(Element data from apps and pages)
============================================================
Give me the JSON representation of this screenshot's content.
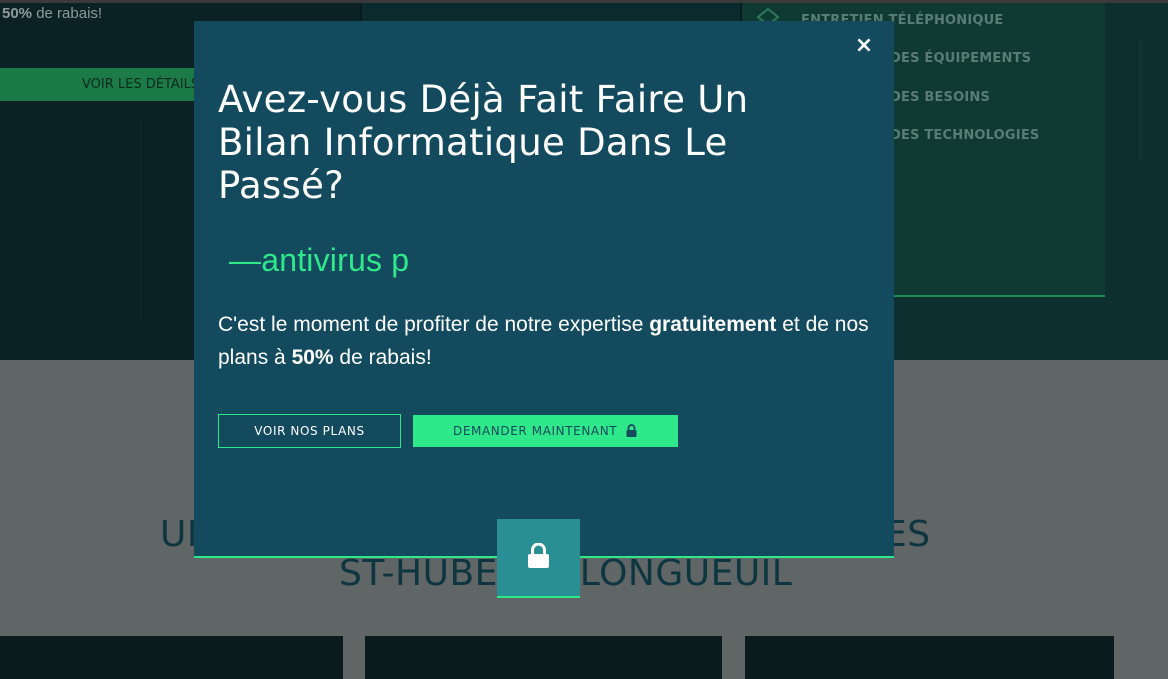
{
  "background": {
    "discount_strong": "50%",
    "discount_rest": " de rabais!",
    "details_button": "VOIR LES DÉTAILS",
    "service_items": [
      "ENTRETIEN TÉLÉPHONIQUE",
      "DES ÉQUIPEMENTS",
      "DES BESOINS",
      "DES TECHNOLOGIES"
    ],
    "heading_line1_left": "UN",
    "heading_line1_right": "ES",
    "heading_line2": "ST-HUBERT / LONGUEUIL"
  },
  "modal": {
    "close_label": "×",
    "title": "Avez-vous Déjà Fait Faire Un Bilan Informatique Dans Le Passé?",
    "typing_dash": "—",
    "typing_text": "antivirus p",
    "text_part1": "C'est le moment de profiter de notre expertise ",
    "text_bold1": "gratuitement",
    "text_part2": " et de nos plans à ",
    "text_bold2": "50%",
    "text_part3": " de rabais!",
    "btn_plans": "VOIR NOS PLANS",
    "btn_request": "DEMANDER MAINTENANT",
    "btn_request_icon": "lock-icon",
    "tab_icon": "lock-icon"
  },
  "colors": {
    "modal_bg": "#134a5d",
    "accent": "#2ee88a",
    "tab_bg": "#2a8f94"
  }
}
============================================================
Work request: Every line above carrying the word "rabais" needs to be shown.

Task answer:
    "discount_rest": " de rabais!",
    "text_part3": " de rabais!",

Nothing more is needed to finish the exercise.